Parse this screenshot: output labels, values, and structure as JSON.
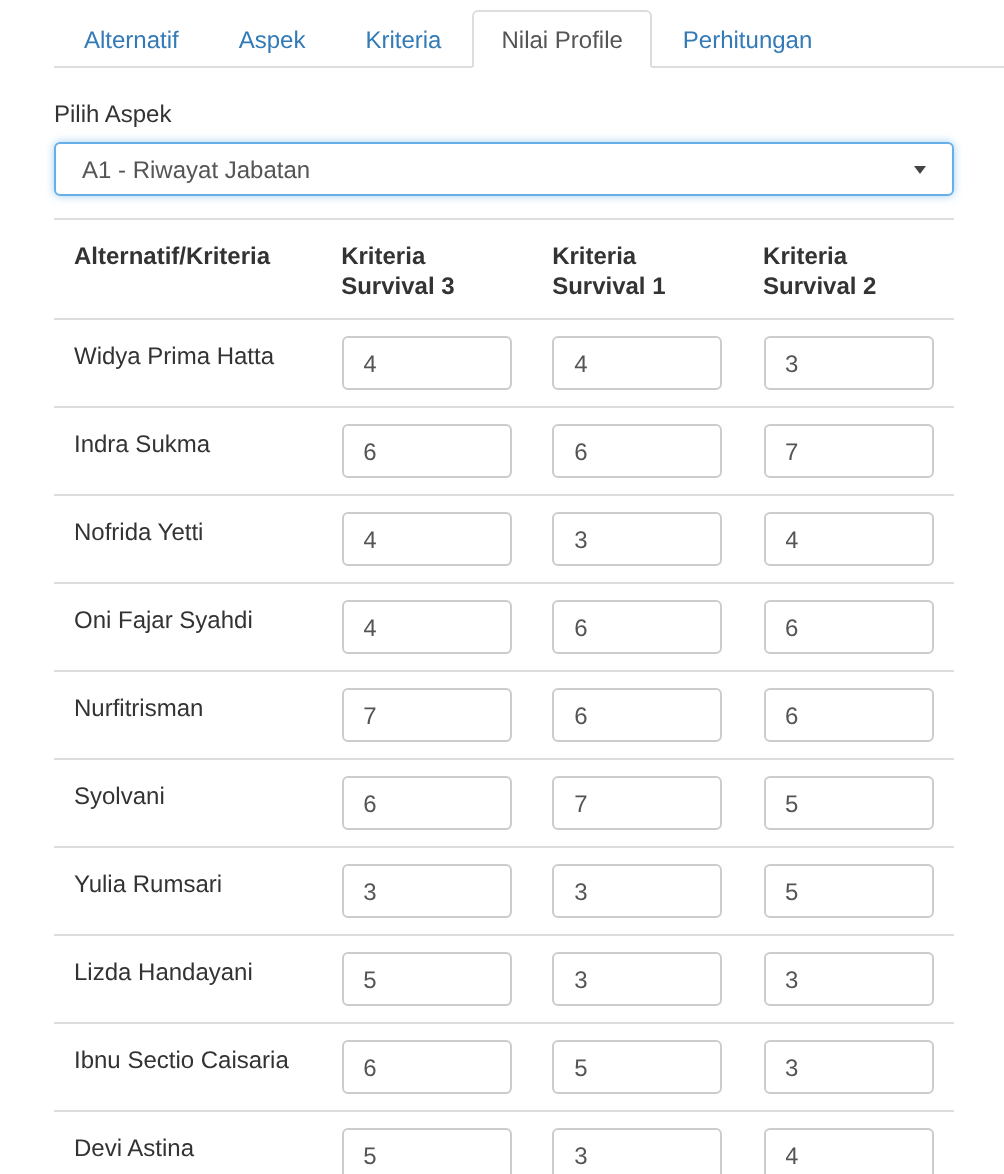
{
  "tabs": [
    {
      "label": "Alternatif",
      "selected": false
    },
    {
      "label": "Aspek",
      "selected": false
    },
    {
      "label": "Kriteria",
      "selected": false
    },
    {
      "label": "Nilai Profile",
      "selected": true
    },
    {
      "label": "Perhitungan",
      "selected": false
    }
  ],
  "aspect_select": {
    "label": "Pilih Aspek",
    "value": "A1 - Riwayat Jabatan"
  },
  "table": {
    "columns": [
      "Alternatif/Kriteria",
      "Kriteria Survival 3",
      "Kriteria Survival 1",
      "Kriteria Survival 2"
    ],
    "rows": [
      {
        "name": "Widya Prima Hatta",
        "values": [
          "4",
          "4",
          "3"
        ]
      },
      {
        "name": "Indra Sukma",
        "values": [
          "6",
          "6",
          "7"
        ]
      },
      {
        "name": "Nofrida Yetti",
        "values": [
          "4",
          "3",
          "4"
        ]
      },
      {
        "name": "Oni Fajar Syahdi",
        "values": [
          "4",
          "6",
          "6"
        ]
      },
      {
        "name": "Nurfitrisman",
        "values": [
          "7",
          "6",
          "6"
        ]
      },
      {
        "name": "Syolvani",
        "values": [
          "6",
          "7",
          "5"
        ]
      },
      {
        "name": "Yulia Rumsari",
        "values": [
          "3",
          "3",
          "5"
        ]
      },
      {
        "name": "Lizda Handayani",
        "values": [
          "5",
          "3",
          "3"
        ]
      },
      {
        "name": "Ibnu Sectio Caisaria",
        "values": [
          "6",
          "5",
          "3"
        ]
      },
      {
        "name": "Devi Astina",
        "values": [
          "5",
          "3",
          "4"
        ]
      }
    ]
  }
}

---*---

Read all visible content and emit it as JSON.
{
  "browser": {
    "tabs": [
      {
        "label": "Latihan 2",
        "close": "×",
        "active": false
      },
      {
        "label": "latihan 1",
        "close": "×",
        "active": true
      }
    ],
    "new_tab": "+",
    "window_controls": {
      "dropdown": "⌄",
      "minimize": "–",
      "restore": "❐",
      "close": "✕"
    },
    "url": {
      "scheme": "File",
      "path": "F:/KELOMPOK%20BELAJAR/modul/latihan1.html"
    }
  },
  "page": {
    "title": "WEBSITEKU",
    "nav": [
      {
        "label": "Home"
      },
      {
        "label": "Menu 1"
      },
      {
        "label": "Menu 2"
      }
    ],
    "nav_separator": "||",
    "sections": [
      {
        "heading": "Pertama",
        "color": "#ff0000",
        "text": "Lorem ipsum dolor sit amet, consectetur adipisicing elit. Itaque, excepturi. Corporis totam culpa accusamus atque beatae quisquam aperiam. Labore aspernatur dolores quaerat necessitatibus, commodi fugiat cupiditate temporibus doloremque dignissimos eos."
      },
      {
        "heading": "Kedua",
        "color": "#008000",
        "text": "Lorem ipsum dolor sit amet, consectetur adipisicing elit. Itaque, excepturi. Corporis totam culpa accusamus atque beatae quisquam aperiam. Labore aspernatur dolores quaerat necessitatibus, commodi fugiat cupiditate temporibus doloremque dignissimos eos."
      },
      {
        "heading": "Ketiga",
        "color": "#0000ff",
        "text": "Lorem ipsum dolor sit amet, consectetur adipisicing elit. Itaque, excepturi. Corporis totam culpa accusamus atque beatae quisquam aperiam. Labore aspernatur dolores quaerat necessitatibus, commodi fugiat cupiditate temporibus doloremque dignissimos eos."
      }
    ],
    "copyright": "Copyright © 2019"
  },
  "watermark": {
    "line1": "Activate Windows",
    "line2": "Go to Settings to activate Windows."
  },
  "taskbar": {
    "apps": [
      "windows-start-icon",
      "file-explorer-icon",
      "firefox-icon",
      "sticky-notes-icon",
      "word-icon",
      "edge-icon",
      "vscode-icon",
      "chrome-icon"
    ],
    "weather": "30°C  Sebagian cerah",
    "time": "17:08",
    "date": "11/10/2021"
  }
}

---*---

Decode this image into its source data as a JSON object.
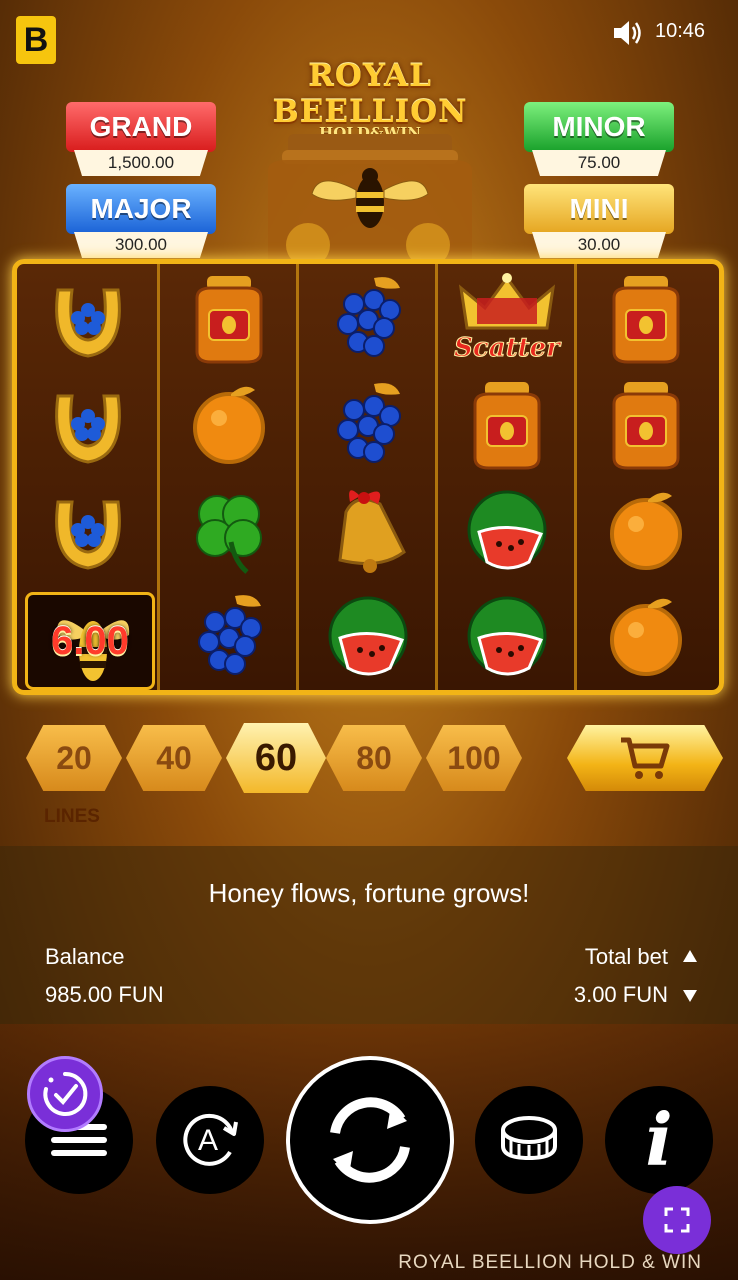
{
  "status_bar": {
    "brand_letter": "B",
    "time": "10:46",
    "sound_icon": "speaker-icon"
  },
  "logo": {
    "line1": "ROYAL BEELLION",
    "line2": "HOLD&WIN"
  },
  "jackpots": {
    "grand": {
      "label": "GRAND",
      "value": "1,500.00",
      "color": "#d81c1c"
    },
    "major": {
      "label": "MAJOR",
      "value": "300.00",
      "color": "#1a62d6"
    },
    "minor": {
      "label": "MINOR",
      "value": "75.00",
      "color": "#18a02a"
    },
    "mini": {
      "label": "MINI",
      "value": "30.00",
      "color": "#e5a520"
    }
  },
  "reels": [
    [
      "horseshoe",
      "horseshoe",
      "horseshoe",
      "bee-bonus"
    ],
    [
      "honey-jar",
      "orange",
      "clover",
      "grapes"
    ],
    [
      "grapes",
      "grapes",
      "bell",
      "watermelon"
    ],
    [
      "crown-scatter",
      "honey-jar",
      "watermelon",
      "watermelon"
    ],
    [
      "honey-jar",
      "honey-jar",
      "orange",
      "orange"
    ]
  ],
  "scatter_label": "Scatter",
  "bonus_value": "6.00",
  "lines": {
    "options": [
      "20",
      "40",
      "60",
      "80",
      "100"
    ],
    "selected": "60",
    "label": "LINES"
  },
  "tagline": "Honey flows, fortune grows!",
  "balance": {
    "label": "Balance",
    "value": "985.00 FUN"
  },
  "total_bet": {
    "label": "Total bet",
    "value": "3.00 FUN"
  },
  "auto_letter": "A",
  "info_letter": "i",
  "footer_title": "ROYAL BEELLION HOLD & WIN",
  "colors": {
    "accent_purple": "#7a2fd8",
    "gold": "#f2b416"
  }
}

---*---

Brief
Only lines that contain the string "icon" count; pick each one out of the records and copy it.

Result of the task
      "windows-start-icon",
      "file-explorer-icon",
      "firefox-icon",
      "sticky-notes-icon",
      "word-icon",
      "edge-icon",
      "vscode-icon",
      "chrome-icon"
    "sound_icon": "speaker-icon"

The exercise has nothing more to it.